## WORK TASK
Output each entry verbatim.

## MATERIAL FOR THIS EXERCISE
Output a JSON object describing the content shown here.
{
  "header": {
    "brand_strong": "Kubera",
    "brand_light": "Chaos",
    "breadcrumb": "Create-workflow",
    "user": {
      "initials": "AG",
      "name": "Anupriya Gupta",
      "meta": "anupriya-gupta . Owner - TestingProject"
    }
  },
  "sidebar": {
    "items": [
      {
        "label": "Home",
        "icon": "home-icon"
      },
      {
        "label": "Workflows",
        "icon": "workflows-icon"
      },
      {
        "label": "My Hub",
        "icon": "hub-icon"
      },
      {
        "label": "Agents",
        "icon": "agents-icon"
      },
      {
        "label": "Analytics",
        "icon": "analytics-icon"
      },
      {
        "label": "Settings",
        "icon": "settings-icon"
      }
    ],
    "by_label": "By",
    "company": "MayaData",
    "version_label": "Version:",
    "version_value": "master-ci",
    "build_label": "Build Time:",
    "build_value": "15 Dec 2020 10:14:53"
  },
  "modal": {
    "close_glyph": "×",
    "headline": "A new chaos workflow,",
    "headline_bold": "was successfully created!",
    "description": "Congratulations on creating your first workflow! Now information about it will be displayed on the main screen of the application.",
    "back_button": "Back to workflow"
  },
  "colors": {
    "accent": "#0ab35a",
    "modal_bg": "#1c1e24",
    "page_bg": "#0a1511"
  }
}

## TASK RESPONSE
Output a JSON object describing the content shown here.
{
  "header": {
    "brand_strong": "Kubera",
    "brand_light": "Chaos",
    "breadcrumb": "Create-workflow",
    "user": {
      "initials": "AG",
      "name": "Anupriya Gupta",
      "meta": "anupriya-gupta . Owner - TestingProject"
    }
  },
  "sidebar": {
    "items": [
      {
        "label": "Home",
        "icon": "home-icon"
      },
      {
        "label": "Workflows",
        "icon": "workflows-icon"
      },
      {
        "label": "My Hub",
        "icon": "hub-icon"
      },
      {
        "label": "Agents",
        "icon": "agents-icon"
      },
      {
        "label": "Analytics",
        "icon": "analytics-icon"
      },
      {
        "label": "Settings",
        "icon": "settings-icon"
      }
    ],
    "by_label": "By",
    "company": "MayaData",
    "version_label": "Version:",
    "version_value": "master-ci",
    "build_label": "Build Time:",
    "build_value": "15 Dec 2020 10:14:53"
  },
  "modal": {
    "close_glyph": "×",
    "headline": "A new chaos workflow,",
    "headline_bold": "was successfully created!",
    "description": "Congratulations on creating your first workflow! Now information about it will be displayed on the main screen of the application.",
    "back_button": "Back to workflow"
  },
  "colors": {
    "accent": "#0ab35a",
    "modal_bg": "#1c1e24",
    "page_bg": "#0a1511"
  }
}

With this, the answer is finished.